Exercise instructions
Copy every line below exactly.

[Data in this exercise Boundary: Start]

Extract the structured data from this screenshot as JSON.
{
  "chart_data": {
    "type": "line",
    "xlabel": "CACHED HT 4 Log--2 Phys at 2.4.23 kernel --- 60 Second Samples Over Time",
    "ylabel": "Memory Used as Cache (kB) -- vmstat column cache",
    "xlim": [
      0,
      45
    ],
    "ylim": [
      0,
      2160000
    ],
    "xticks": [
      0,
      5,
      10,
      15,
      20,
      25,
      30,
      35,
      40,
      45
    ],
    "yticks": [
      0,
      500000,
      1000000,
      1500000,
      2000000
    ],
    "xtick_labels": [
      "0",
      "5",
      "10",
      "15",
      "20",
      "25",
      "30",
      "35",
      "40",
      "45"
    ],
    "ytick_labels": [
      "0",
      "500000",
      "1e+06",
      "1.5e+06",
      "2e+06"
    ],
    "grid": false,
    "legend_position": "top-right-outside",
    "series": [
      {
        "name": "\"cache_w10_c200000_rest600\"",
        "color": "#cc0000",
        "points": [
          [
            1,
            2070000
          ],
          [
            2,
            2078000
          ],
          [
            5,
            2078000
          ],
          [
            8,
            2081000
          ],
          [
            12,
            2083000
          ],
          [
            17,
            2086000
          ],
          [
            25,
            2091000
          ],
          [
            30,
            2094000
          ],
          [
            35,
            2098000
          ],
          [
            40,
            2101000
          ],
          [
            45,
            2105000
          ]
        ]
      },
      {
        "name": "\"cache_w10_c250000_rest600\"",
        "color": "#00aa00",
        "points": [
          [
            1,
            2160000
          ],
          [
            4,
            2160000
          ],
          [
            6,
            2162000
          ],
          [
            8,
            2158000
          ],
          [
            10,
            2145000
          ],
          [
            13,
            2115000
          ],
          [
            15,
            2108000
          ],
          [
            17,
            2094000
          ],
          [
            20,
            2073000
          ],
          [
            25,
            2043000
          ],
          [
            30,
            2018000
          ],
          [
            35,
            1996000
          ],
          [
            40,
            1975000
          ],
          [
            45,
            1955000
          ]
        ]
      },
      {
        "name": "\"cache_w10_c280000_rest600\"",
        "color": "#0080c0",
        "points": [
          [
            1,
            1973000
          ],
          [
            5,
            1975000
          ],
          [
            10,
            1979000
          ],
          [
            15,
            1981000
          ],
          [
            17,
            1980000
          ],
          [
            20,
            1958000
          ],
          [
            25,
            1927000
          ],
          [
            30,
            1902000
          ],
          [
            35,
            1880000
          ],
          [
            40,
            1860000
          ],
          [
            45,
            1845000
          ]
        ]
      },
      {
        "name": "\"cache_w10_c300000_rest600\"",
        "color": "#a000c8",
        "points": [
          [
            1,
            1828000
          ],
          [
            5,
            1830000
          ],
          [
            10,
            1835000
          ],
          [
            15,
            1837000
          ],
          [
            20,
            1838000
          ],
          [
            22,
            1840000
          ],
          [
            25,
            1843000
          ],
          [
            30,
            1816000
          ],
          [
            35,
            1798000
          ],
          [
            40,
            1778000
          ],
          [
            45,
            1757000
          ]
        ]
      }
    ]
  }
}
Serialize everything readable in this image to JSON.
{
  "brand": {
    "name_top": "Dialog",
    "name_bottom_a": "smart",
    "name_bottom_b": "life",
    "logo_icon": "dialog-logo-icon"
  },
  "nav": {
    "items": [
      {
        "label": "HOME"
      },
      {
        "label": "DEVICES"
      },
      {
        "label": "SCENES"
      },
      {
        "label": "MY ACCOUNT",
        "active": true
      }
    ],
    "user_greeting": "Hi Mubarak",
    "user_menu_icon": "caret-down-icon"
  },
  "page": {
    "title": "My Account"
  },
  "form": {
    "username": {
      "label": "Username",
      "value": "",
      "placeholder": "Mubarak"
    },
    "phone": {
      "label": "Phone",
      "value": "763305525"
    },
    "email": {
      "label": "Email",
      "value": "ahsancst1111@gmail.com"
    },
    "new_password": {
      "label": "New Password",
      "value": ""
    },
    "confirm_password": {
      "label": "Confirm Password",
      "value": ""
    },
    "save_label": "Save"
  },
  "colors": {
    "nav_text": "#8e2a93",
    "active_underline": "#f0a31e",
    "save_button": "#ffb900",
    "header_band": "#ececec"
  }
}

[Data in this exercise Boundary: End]

Task response
Extract the structured data from this screenshot as JSON.
{
  "chart_data": {
    "type": "line",
    "xlabel": "CACHED HT 4 Log--2 Phys at 2.4.23 kernel --- 60 Second Samples Over Time",
    "ylabel": "Memory Used as Cache (kB) -- vmstat column cache",
    "xlim": [
      0,
      45
    ],
    "ylim": [
      0,
      2160000
    ],
    "xticks": [
      0,
      5,
      10,
      15,
      20,
      25,
      30,
      35,
      40,
      45
    ],
    "yticks": [
      0,
      500000,
      1000000,
      1500000,
      2000000
    ],
    "xtick_labels": [
      "0",
      "5",
      "10",
      "15",
      "20",
      "25",
      "30",
      "35",
      "40",
      "45"
    ],
    "ytick_labels": [
      "0",
      "500000",
      "1e+06",
      "1.5e+06",
      "2e+06"
    ],
    "grid": false,
    "legend_position": "top-right-outside",
    "series": [
      {
        "name": "\"cache_w10_c200000_rest600\"",
        "color": "#cc0000",
        "points": [
          [
            1,
            2070000
          ],
          [
            2,
            2078000
          ],
          [
            5,
            2078000
          ],
          [
            8,
            2081000
          ],
          [
            12,
            2083000
          ],
          [
            17,
            2086000
          ],
          [
            25,
            2091000
          ],
          [
            30,
            2094000
          ],
          [
            35,
            2098000
          ],
          [
            40,
            2101000
          ],
          [
            45,
            2105000
          ]
        ]
      },
      {
        "name": "\"cache_w10_c250000_rest600\"",
        "color": "#00aa00",
        "points": [
          [
            1,
            2160000
          ],
          [
            4,
            2160000
          ],
          [
            6,
            2162000
          ],
          [
            8,
            2158000
          ],
          [
            10,
            2145000
          ],
          [
            13,
            2115000
          ],
          [
            15,
            2108000
          ],
          [
            17,
            2094000
          ],
          [
            20,
            2073000
          ],
          [
            25,
            2043000
          ],
          [
            30,
            2018000
          ],
          [
            35,
            1996000
          ],
          [
            40,
            1975000
          ],
          [
            45,
            1955000
          ]
        ]
      },
      {
        "name": "\"cache_w10_c280000_rest600\"",
        "color": "#0080c0",
        "points": [
          [
            1,
            1973000
          ],
          [
            5,
            1975000
          ],
          [
            10,
            1979000
          ],
          [
            15,
            1981000
          ],
          [
            17,
            1980000
          ],
          [
            20,
            1958000
          ],
          [
            25,
            1927000
          ],
          [
            30,
            1902000
          ],
          [
            35,
            1880000
          ],
          [
            40,
            1860000
          ],
          [
            45,
            1845000
          ]
        ]
      },
      {
        "name": "\"cache_w10_c300000_rest600\"",
        "color": "#a000c8",
        "points": [
          [
            1,
            1828000
          ],
          [
            5,
            1830000
          ],
          [
            10,
            1835000
          ],
          [
            15,
            1837000
          ],
          [
            20,
            1838000
          ],
          [
            22,
            1840000
          ],
          [
            25,
            1843000
          ],
          [
            30,
            1816000
          ],
          [
            35,
            1798000
          ],
          [
            40,
            1778000
          ],
          [
            45,
            1757000
          ]
        ]
      }
    ]
  }
}
Serialize everything readable in this image to JSON.
{
  "brand": {
    "name_top": "Dialog",
    "name_bottom_a": "smart",
    "name_bottom_b": "life",
    "logo_icon": "dialog-logo-icon"
  },
  "nav": {
    "items": [
      {
        "label": "HOME"
      },
      {
        "label": "DEVICES"
      },
      {
        "label": "SCENES"
      },
      {
        "label": "MY ACCOUNT",
        "active": true
      }
    ],
    "user_greeting": "Hi Mubarak",
    "user_menu_icon": "caret-down-icon"
  },
  "page": {
    "title": "My Account"
  },
  "form": {
    "username": {
      "label": "Username",
      "value": "",
      "placeholder": "Mubarak"
    },
    "phone": {
      "label": "Phone",
      "value": "763305525"
    },
    "email": {
      "label": "Email",
      "value": "ahsancst1111@gmail.com"
    },
    "new_password": {
      "label": "New Password",
      "value": ""
    },
    "confirm_password": {
      "label": "Confirm Password",
      "value": ""
    },
    "save_label": "Save"
  },
  "colors": {
    "nav_text": "#8e2a93",
    "active_underline": "#f0a31e",
    "save_button": "#ffb900",
    "header_band": "#ececec"
  }
}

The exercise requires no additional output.